Data records for software interfaces
- - -

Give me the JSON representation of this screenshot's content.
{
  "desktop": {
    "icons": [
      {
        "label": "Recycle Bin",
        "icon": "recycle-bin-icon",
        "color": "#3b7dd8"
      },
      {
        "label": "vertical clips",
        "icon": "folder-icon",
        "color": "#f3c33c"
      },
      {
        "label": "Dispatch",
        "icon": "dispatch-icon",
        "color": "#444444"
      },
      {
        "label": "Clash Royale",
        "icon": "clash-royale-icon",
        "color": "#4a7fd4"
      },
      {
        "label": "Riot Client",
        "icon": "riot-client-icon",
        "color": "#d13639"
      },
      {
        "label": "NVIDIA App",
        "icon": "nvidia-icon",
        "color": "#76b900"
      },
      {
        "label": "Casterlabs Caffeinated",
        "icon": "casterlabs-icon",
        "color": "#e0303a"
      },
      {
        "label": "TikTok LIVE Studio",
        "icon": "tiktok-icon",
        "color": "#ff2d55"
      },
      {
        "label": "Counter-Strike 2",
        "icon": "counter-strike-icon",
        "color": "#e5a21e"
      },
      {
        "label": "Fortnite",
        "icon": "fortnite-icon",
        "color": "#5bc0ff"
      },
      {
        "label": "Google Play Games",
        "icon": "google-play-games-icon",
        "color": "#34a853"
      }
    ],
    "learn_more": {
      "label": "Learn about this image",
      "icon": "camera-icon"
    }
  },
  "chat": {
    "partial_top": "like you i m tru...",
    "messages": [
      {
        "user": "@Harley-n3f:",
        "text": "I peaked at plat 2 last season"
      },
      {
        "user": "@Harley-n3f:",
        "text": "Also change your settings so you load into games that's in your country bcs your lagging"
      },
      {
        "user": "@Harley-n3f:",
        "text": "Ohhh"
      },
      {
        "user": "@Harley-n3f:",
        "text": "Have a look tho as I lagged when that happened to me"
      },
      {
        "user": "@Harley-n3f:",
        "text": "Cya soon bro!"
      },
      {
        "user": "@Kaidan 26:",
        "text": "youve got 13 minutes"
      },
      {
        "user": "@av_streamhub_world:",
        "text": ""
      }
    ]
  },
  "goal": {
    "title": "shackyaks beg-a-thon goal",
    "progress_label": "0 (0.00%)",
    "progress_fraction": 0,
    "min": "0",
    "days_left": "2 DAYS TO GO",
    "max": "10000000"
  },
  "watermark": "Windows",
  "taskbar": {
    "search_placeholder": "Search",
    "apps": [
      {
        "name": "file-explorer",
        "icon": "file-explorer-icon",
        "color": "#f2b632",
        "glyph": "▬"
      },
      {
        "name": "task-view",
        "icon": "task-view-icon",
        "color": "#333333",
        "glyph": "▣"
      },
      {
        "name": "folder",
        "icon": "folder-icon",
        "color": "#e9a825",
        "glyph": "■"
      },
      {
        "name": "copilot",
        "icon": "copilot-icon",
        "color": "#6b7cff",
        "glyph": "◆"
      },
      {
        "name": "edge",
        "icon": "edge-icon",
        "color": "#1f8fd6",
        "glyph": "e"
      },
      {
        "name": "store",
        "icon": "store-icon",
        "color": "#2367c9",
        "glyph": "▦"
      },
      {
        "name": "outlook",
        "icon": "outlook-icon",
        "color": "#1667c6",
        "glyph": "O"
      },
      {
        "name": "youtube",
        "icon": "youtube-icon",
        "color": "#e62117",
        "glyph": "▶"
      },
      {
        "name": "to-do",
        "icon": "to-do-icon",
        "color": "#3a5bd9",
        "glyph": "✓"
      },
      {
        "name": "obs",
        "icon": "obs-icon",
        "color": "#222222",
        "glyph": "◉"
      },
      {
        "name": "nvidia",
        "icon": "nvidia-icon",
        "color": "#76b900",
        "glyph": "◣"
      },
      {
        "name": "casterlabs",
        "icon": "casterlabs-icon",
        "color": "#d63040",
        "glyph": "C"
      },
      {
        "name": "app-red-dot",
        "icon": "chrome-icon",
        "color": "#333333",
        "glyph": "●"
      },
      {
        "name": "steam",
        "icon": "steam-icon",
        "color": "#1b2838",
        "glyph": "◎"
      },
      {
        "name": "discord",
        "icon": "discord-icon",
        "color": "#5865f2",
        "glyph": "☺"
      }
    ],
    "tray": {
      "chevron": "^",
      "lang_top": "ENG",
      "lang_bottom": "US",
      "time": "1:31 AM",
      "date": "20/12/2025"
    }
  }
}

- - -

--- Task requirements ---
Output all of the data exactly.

--- Written answer ---
Give me the JSON representation of this screenshot's content.
{
  "desktop": {
    "icons": [
      {
        "label": "Recycle Bin",
        "icon": "recycle-bin-icon",
        "color": "#3b7dd8"
      },
      {
        "label": "vertical clips",
        "icon": "folder-icon",
        "color": "#f3c33c"
      },
      {
        "label": "Dispatch",
        "icon": "dispatch-icon",
        "color": "#444444"
      },
      {
        "label": "Clash Royale",
        "icon": "clash-royale-icon",
        "color": "#4a7fd4"
      },
      {
        "label": "Riot Client",
        "icon": "riot-client-icon",
        "color": "#d13639"
      },
      {
        "label": "NVIDIA App",
        "icon": "nvidia-icon",
        "color": "#76b900"
      },
      {
        "label": "Casterlabs Caffeinated",
        "icon": "casterlabs-icon",
        "color": "#e0303a"
      },
      {
        "label": "TikTok LIVE Studio",
        "icon": "tiktok-icon",
        "color": "#ff2d55"
      },
      {
        "label": "Counter-Strike 2",
        "icon": "counter-strike-icon",
        "color": "#e5a21e"
      },
      {
        "label": "Fortnite",
        "icon": "fortnite-icon",
        "color": "#5bc0ff"
      },
      {
        "label": "Google Play Games",
        "icon": "google-play-games-icon",
        "color": "#34a853"
      }
    ],
    "learn_more": {
      "label": "Learn about this image",
      "icon": "camera-icon"
    }
  },
  "chat": {
    "partial_top": "like you i m tru...",
    "messages": [
      {
        "user": "@Harley-n3f:",
        "text": "I peaked at plat 2 last season"
      },
      {
        "user": "@Harley-n3f:",
        "text": "Also change your settings so you load into games that's in your country bcs your lagging"
      },
      {
        "user": "@Harley-n3f:",
        "text": "Ohhh"
      },
      {
        "user": "@Harley-n3f:",
        "text": "Have a look tho as I lagged when that happened to me"
      },
      {
        "user": "@Harley-n3f:",
        "text": "Cya soon bro!"
      },
      {
        "user": "@Kaidan 26:",
        "text": "youve got 13 minutes"
      },
      {
        "user": "@av_streamhub_world:",
        "text": ""
      }
    ]
  },
  "goal": {
    "title": "shackyaks beg-a-thon goal",
    "progress_label": "0 (0.00%)",
    "progress_fraction": 0,
    "min": "0",
    "days_left": "2 DAYS TO GO",
    "max": "10000000"
  },
  "watermark": "Windows",
  "taskbar": {
    "search_placeholder": "Search",
    "apps": [
      {
        "name": "file-explorer",
        "icon": "file-explorer-icon",
        "color": "#f2b632",
        "glyph": "▬"
      },
      {
        "name": "task-view",
        "icon": "task-view-icon",
        "color": "#333333",
        "glyph": "▣"
      },
      {
        "name": "folder",
        "icon": "folder-icon",
        "color": "#e9a825",
        "glyph": "■"
      },
      {
        "name": "copilot",
        "icon": "copilot-icon",
        "color": "#6b7cff",
        "glyph": "◆"
      },
      {
        "name": "edge",
        "icon": "edge-icon",
        "color": "#1f8fd6",
        "glyph": "e"
      },
      {
        "name": "store",
        "icon": "store-icon",
        "color": "#2367c9",
        "glyph": "▦"
      },
      {
        "name": "outlook",
        "icon": "outlook-icon",
        "color": "#1667c6",
        "glyph": "O"
      },
      {
        "name": "youtube",
        "icon": "youtube-icon",
        "color": "#e62117",
        "glyph": "▶"
      },
      {
        "name": "to-do",
        "icon": "to-do-icon",
        "color": "#3a5bd9",
        "glyph": "✓"
      },
      {
        "name": "obs",
        "icon": "obs-icon",
        "color": "#222222",
        "glyph": "◉"
      },
      {
        "name": "nvidia",
        "icon": "nvidia-icon",
        "color": "#76b900",
        "glyph": "◣"
      },
      {
        "name": "casterlabs",
        "icon": "casterlabs-icon",
        "color": "#d63040",
        "glyph": "C"
      },
      {
        "name": "app-red-dot",
        "icon": "chrome-icon",
        "color": "#333333",
        "glyph": "●"
      },
      {
        "name": "steam",
        "icon": "steam-icon",
        "color": "#1b2838",
        "glyph": "◎"
      },
      {
        "name": "discord",
        "icon": "discord-icon",
        "color": "#5865f2",
        "glyph": "☺"
      }
    ],
    "tray": {
      "chevron": "^",
      "lang_top": "ENG",
      "lang_bottom": "US",
      "time": "1:31 AM",
      "date": "20/12/2025"
    }
  }
}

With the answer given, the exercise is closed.